> **ACTIVITY**:
Please repeat every record exactly, leaving out any pictures.

> **EXCERPTED DATA**:
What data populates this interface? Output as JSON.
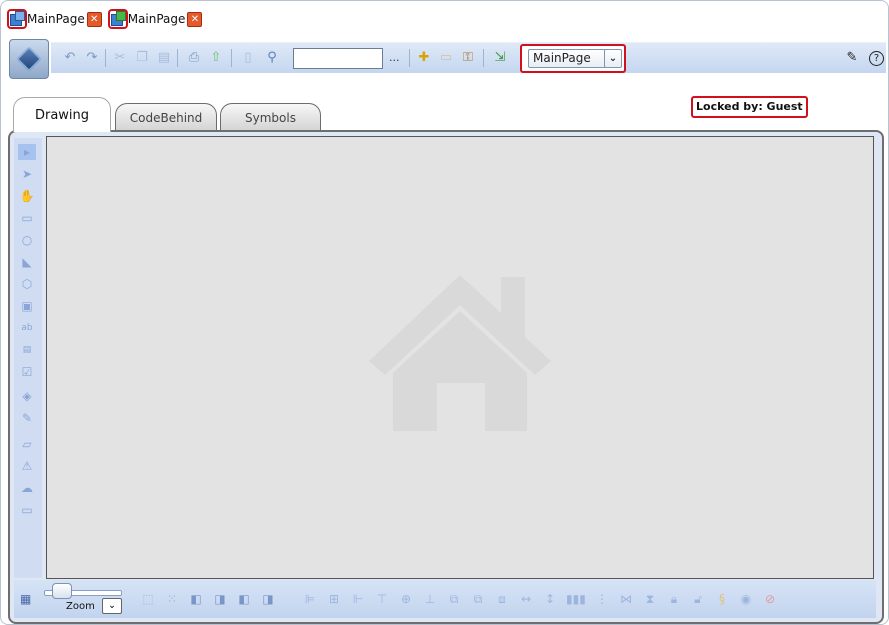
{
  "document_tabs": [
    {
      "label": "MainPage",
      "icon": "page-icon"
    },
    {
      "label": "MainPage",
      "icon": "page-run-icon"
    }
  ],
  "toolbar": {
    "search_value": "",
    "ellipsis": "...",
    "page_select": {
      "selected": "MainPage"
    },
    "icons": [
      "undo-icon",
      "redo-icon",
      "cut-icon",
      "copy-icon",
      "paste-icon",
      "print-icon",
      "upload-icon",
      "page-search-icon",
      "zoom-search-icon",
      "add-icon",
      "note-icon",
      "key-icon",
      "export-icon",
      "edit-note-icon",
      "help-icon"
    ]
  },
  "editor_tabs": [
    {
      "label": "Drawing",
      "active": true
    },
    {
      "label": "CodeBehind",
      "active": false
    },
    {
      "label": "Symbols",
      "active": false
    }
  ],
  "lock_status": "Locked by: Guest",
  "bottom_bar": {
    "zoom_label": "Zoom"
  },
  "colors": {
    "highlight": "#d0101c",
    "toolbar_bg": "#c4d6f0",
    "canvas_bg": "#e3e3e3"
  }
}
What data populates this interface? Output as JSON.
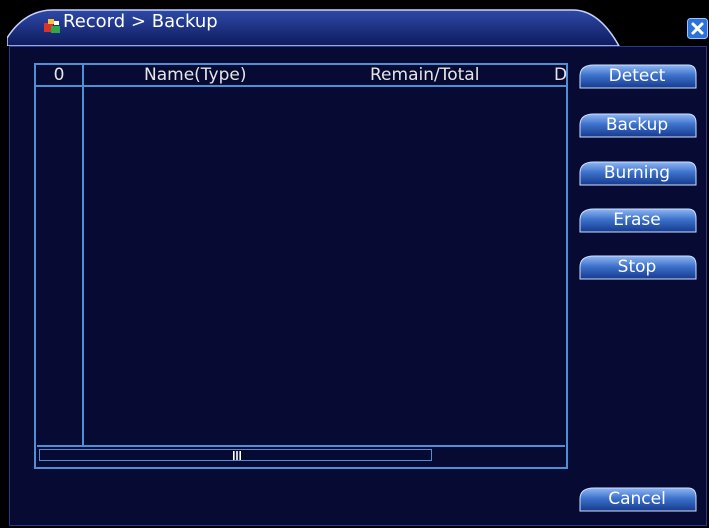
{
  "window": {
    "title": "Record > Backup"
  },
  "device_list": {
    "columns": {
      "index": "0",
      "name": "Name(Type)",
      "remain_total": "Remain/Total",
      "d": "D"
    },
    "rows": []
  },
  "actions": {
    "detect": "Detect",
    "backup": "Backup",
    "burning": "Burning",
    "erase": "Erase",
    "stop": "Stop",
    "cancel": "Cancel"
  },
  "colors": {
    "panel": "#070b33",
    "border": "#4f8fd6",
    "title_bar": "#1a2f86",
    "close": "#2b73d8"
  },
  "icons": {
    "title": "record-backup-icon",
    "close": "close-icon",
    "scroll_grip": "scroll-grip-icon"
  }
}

> **ANSWER TO THE PROBLEM**:
What data populates this interface? Output as JSON.
{
  "document_tabs": [
    {
      "label": "MainPage",
      "icon": "page-icon"
    },
    {
      "label": "MainPage",
      "icon": "page-run-icon"
    }
  ],
  "toolbar": {
    "search_value": "",
    "ellipsis": "...",
    "page_select": {
      "selected": "MainPage"
    },
    "icons": [
      "undo-icon",
      "redo-icon",
      "cut-icon",
      "copy-icon",
      "paste-icon",
      "print-icon",
      "upload-icon",
      "page-search-icon",
      "zoom-search-icon",
      "add-icon",
      "note-icon",
      "key-icon",
      "export-icon",
      "edit-note-icon",
      "help-icon"
    ]
  },
  "editor_tabs": [
    {
      "label": "Drawing",
      "active": true
    },
    {
      "label": "CodeBehind",
      "active": false
    },
    {
      "label": "Symbols",
      "active": false
    }
  ],
  "lock_status": "Locked by: Guest",
  "bottom_bar": {
    "zoom_label": "Zoom"
  },
  "colors": {
    "highlight": "#d0101c",
    "toolbar_bg": "#c4d6f0",
    "canvas_bg": "#e3e3e3"
  }
}
What data populates this interface? Output as JSON.
{
  "window": {
    "title": "Record > Backup"
  },
  "device_list": {
    "columns": {
      "index": "0",
      "name": "Name(Type)",
      "remain_total": "Remain/Total",
      "d": "D"
    },
    "rows": []
  },
  "actions": {
    "detect": "Detect",
    "backup": "Backup",
    "burning": "Burning",
    "erase": "Erase",
    "stop": "Stop",
    "cancel": "Cancel"
  },
  "colors": {
    "panel": "#070b33",
    "border": "#4f8fd6",
    "title_bar": "#1a2f86",
    "close": "#2b73d8"
  },
  "icons": {
    "title": "record-backup-icon",
    "close": "close-icon",
    "scroll_grip": "scroll-grip-icon"
  }
}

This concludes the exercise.